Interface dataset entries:
[Start of Attachment]
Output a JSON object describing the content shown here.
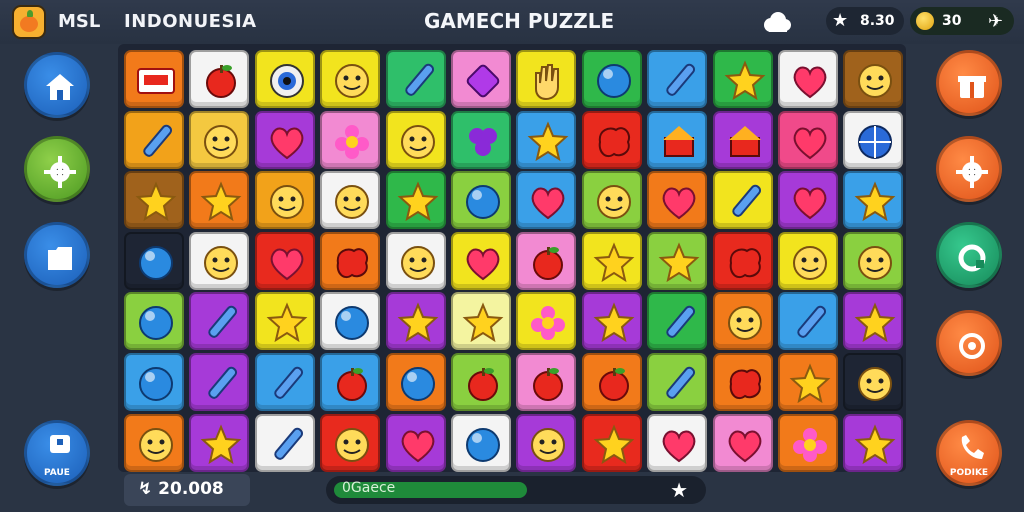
{
  "header": {
    "brand": "MSL",
    "region": "INDONUESIA",
    "title": "GAMECH PUZZLE",
    "score": "8.30",
    "coins": "30"
  },
  "left_buttons": [
    {
      "icon": "home-icon",
      "color": "blue",
      "label": ""
    },
    {
      "icon": "gear-icon",
      "color": "green",
      "label": ""
    },
    {
      "icon": "folder-icon",
      "color": "blue",
      "label": ""
    },
    {
      "icon": "pause-icon",
      "color": "blue",
      "label": "PAUE"
    }
  ],
  "right_buttons": [
    {
      "icon": "gift-icon",
      "color": "orange",
      "label": ""
    },
    {
      "icon": "gear-icon",
      "color": "orange",
      "label": ""
    },
    {
      "icon": "refresh-icon",
      "color": "teal",
      "label": ""
    },
    {
      "icon": "restart-icon",
      "color": "orange",
      "label": ""
    },
    {
      "icon": "phone-icon",
      "color": "orange",
      "label": "PODIKE"
    }
  ],
  "board": [
    [
      [
        "#f27a1a",
        "ticket"
      ],
      [
        "#f4f4f4",
        "apple"
      ],
      [
        "#f2e41e",
        "eye"
      ],
      [
        "#f2e41e",
        "face"
      ],
      [
        "#2fbf6a",
        "pen"
      ],
      [
        "#f28ad2",
        "gem"
      ],
      [
        "#f2e41e",
        "hand"
      ],
      [
        "#2fb84a",
        "ball"
      ],
      [
        "#3aa0e8",
        "pen"
      ],
      [
        "#2fb84a",
        "star"
      ],
      [
        "#f4f4f4",
        "heart"
      ],
      [
        "#a0621c",
        "face"
      ]
    ],
    [
      [
        "#f2a21a",
        "pen"
      ],
      [
        "#f4c840",
        "face"
      ],
      [
        "#a63ad8",
        "heart"
      ],
      [
        "#f28ad2",
        "flower"
      ],
      [
        "#f2e41e",
        "face"
      ],
      [
        "#2fbf6a",
        "clover"
      ],
      [
        "#3aa0e8",
        "star"
      ],
      [
        "#e82a1e",
        "blob"
      ],
      [
        "#3aa0e8",
        "house"
      ],
      [
        "#a63ad8",
        "house"
      ],
      [
        "#f04a8a",
        "heart"
      ],
      [
        "#f4f4f4",
        "globe"
      ]
    ],
    [
      [
        "#a0621c",
        "star"
      ],
      [
        "#f27a1a",
        "star"
      ],
      [
        "#f2a21a",
        "face"
      ],
      [
        "#f4f4f4",
        "face"
      ],
      [
        "#2fb84a",
        "star"
      ],
      [
        "#8ad040",
        "ball"
      ],
      [
        "#3aa0e8",
        "heart"
      ],
      [
        "#8ad040",
        "face"
      ],
      [
        "#f27a1a",
        "heart"
      ],
      [
        "#f2e41e",
        "pen"
      ],
      [
        "#a63ad8",
        "heart"
      ],
      [
        "#3aa0e8",
        "star"
      ]
    ],
    [
      [
        "#1e2534",
        "ball"
      ],
      [
        "#f4f4f4",
        "face"
      ],
      [
        "#e82a1e",
        "heart"
      ],
      [
        "#f27a1a",
        "blob"
      ],
      [
        "#f4f4f4",
        "face"
      ],
      [
        "#f2e41e",
        "heart"
      ],
      [
        "#f28ad2",
        "apple"
      ],
      [
        "#f2e41e",
        "star"
      ],
      [
        "#8ad040",
        "star"
      ],
      [
        "#e82a1e",
        "blob"
      ],
      [
        "#f2e41e",
        "face"
      ],
      [
        "#8ad040",
        "face"
      ]
    ],
    [
      [
        "#8ad040",
        "ball"
      ],
      [
        "#a63ad8",
        "pen"
      ],
      [
        "#f2e41e",
        "star"
      ],
      [
        "#f4f4f4",
        "ball"
      ],
      [
        "#a63ad8",
        "star"
      ],
      [
        "#f4f4a0",
        "star"
      ],
      [
        "#f2e41e",
        "flower"
      ],
      [
        "#a63ad8",
        "star"
      ],
      [
        "#2fb84a",
        "pen"
      ],
      [
        "#f27a1a",
        "face"
      ],
      [
        "#3aa0e8",
        "pen"
      ],
      [
        "#a63ad8",
        "star"
      ]
    ],
    [
      [
        "#3aa0e8",
        "ball"
      ],
      [
        "#a63ad8",
        "pen"
      ],
      [
        "#3aa0e8",
        "pen"
      ],
      [
        "#3aa0e8",
        "apple"
      ],
      [
        "#f27a1a",
        "ball"
      ],
      [
        "#8ad040",
        "apple"
      ],
      [
        "#f28ad2",
        "apple"
      ],
      [
        "#f27a1a",
        "apple"
      ],
      [
        "#8ad040",
        "pen"
      ],
      [
        "#f27a1a",
        "blob"
      ],
      [
        "#f27a1a",
        "star"
      ],
      [
        "#1e2534",
        "face"
      ]
    ],
    [
      [
        "#f27a1a",
        "face"
      ],
      [
        "#a63ad8",
        "star"
      ],
      [
        "#f4f4f4",
        "pen"
      ],
      [
        "#e82a1e",
        "face"
      ],
      [
        "#a63ad8",
        "heart"
      ],
      [
        "#f4f4f4",
        "ball"
      ],
      [
        "#a63ad8",
        "face"
      ],
      [
        "#e82a1e",
        "star"
      ],
      [
        "#f4f4f4",
        "heart"
      ],
      [
        "#f28ad2",
        "heart"
      ],
      [
        "#f27a1a",
        "flower"
      ],
      [
        "#a63ad8",
        "star"
      ]
    ]
  ],
  "footer": {
    "moves_label": "↯ 20.008",
    "progress_label": "0Gaece",
    "progress_value": 0.53
  }
}
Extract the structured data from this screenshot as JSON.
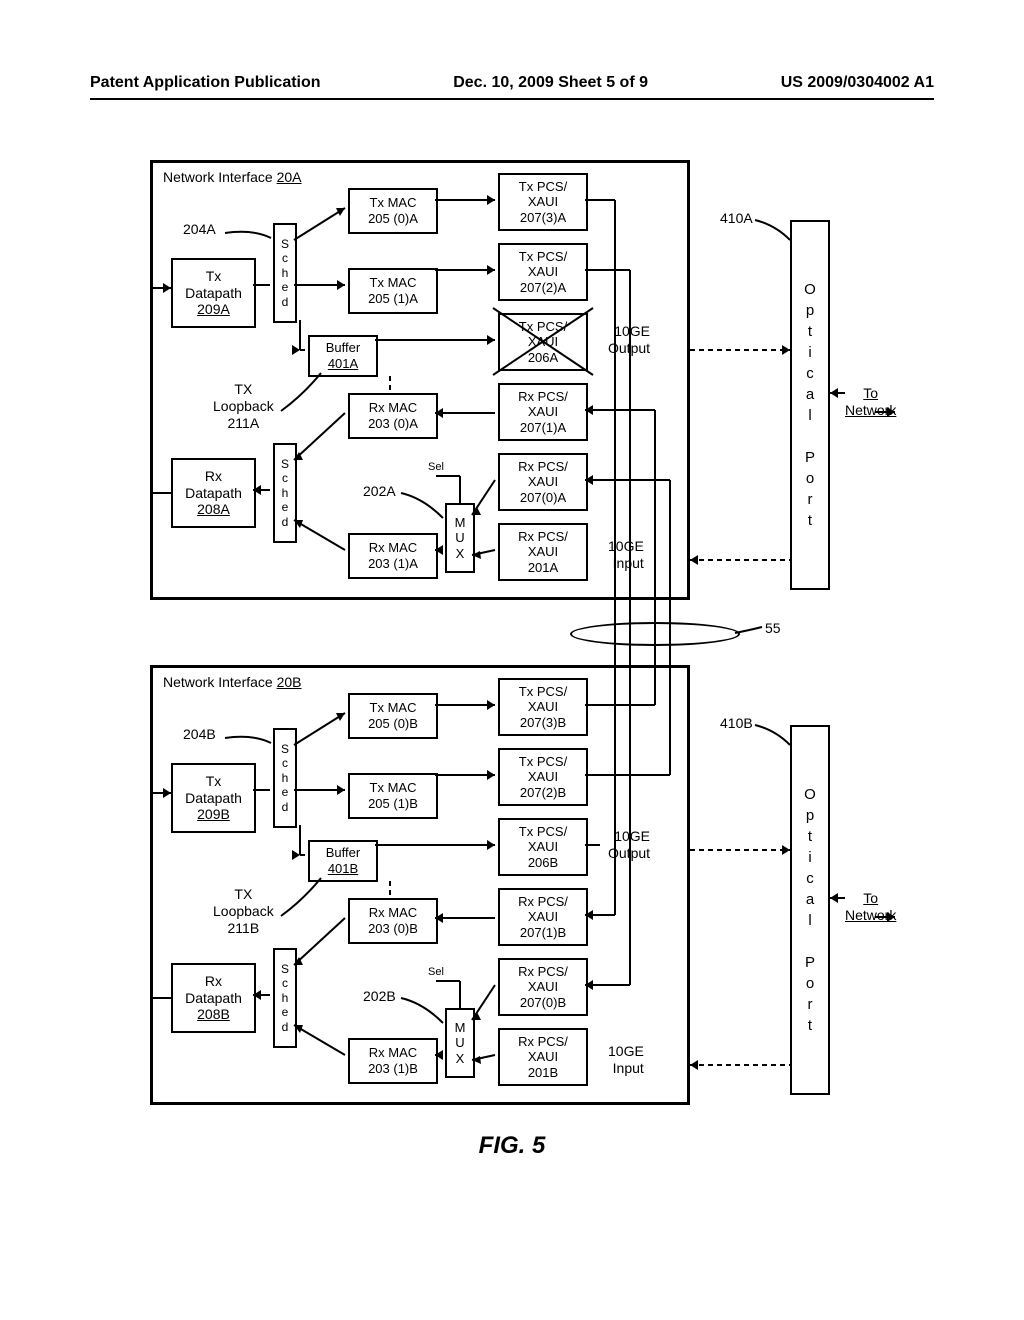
{
  "header": {
    "left": "Patent Application Publication",
    "center": "Dec. 10, 2009  Sheet 5 of 9",
    "right": "US 2009/0304002 A1"
  },
  "interface_a": {
    "title": "Network Interface",
    "title_ref": "20A",
    "tx_datapath": "Tx\nDatapath",
    "tx_datapath_ref": "209A",
    "rx_datapath": "Rx\nDatapath",
    "rx_datapath_ref": "208A",
    "sched_label_tx": "204A",
    "sched_vert": "S\nc\nh\ne\nd",
    "tx_mac_0": "Tx MAC\n205 (0)A",
    "tx_mac_1": "Tx MAC\n205 (1)A",
    "rx_mac_0": "Rx MAC\n203 (0)A",
    "rx_mac_1": "Rx MAC\n203 (1)A",
    "buffer": "Buffer",
    "buffer_ref": "401A",
    "tx_loopback": "TX\nLoopback\n211A",
    "sel": "Sel",
    "mux": "M\nU\nX",
    "mux_ref": "202A",
    "tx_pcs_3": "Tx PCS/\nXAUI\n207(3)A",
    "tx_pcs_2": "Tx PCS/\nXAUI\n207(2)A",
    "tx_pcs_crossed": "Tx PCS/\nXAUI\n206A",
    "rx_pcs_1": "Rx PCS/\nXAUI\n207(1)A",
    "rx_pcs_0": "Rx PCS/\nXAUI\n207(0)A",
    "rx_pcs_201": "Rx PCS/\nXAUI\n201A",
    "output_10ge": "10GE\nOutput",
    "input_10ge": "10GE\nInput",
    "optical_ref": "410A"
  },
  "interface_b": {
    "title": "Network Interface",
    "title_ref": "20B",
    "tx_datapath": "Tx\nDatapath",
    "tx_datapath_ref": "209B",
    "rx_datapath": "Rx\nDatapath",
    "rx_datapath_ref": "208B",
    "sched_label_tx": "204B",
    "sched_vert": "S\nc\nh\ne\nd",
    "tx_mac_0": "Tx MAC\n205 (0)B",
    "tx_mac_1": "Tx MAC\n205 (1)B",
    "rx_mac_0": "Rx MAC\n203 (0)B",
    "rx_mac_1": "Rx MAC\n203 (1)B",
    "buffer": "Buffer",
    "buffer_ref": "401B",
    "tx_loopback": "TX\nLoopback\n211B",
    "sel": "Sel",
    "mux": "M\nU\nX",
    "mux_ref": "202B",
    "tx_pcs_3": "Tx PCS/\nXAUI\n207(3)B",
    "tx_pcs_2": "Tx PCS/\nXAUI\n207(2)B",
    "tx_pcs_206": "Tx PCS/\nXAUI\n206B",
    "rx_pcs_1": "Rx PCS/\nXAUI\n207(1)B",
    "rx_pcs_0": "Rx PCS/\nXAUI\n207(0)B",
    "rx_pcs_201": "Rx PCS/\nXAUI\n201B",
    "output_10ge": "10GE\nOutput",
    "input_10ge": "10GE\nInput",
    "optical_ref": "410B"
  },
  "optical_port": "O\np\nt\ni\nc\na\nl\n\nP\no\nr\nt",
  "to_network": "To\nNetwork",
  "bus_label": "55",
  "figure": "FIG. 5"
}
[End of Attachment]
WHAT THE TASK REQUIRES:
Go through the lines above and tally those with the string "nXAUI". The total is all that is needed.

YOUR SOLUTION:
12